* [THE TASK]: So that nothing is lost, write out all the lines below exactly.

* [EXTRACTED MATERIAL]:
*** Begin section ***

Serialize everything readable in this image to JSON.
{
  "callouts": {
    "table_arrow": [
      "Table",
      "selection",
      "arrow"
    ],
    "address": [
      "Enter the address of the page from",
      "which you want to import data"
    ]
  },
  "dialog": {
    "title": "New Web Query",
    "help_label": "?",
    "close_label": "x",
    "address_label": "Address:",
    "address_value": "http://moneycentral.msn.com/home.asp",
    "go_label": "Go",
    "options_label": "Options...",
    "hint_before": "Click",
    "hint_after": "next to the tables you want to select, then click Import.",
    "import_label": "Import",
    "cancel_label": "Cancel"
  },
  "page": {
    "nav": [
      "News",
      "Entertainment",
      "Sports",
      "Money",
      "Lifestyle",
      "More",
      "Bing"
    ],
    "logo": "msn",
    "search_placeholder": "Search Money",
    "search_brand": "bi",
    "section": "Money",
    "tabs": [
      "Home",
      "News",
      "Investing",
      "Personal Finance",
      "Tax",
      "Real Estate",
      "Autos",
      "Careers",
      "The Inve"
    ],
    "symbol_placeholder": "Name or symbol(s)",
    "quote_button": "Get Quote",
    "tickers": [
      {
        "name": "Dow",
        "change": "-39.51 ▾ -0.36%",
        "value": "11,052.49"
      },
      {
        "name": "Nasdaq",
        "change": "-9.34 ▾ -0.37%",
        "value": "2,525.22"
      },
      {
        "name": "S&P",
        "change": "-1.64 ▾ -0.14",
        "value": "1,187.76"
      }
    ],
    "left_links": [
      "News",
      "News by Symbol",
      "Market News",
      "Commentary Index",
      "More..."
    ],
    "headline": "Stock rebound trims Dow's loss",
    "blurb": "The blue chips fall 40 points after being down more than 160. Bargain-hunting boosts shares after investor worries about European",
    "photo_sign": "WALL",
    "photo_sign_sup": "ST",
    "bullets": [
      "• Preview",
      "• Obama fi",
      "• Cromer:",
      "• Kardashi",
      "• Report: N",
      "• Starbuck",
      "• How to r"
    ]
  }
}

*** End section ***

* [EXERCISE RESPONSE]:
Serialize everything readable in this image to JSON.
{
  "callouts": {
    "table_arrow": [
      "Table",
      "selection",
      "arrow"
    ],
    "address": [
      "Enter the address of the page from",
      "which you want to import data"
    ]
  },
  "dialog": {
    "title": "New Web Query",
    "help_label": "?",
    "close_label": "x",
    "address_label": "Address:",
    "address_value": "http://moneycentral.msn.com/home.asp",
    "go_label": "Go",
    "options_label": "Options...",
    "hint_before": "Click",
    "hint_after": "next to the tables you want to select, then click Import.",
    "import_label": "Import",
    "cancel_label": "Cancel"
  },
  "page": {
    "nav": [
      "News",
      "Entertainment",
      "Sports",
      "Money",
      "Lifestyle",
      "More",
      "Bing"
    ],
    "logo": "msn",
    "search_placeholder": "Search Money",
    "search_brand": "bi",
    "section": "Money",
    "tabs": [
      "Home",
      "News",
      "Investing",
      "Personal Finance",
      "Tax",
      "Real Estate",
      "Autos",
      "Careers",
      "The Inve"
    ],
    "symbol_placeholder": "Name or symbol(s)",
    "quote_button": "Get Quote",
    "tickers": [
      {
        "name": "Dow",
        "change": "-39.51 ▾ -0.36%",
        "value": "11,052.49"
      },
      {
        "name": "Nasdaq",
        "change": "-9.34 ▾ -0.37%",
        "value": "2,525.22"
      },
      {
        "name": "S&P",
        "change": "-1.64 ▾ -0.14",
        "value": "1,187.76"
      }
    ],
    "left_links": [
      "News",
      "News by Symbol",
      "Market News",
      "Commentary Index",
      "More..."
    ],
    "headline": "Stock rebound trims Dow's loss",
    "blurb": "The blue chips fall 40 points after being down more than 160. Bargain-hunting boosts shares after investor worries about European",
    "photo_sign": "WALL",
    "photo_sign_sup": "ST",
    "bullets": [
      "• Preview",
      "• Obama fi",
      "• Cromer:",
      "• Kardashi",
      "• Report: N",
      "• Starbuck",
      "• How to r"
    ]
  }
}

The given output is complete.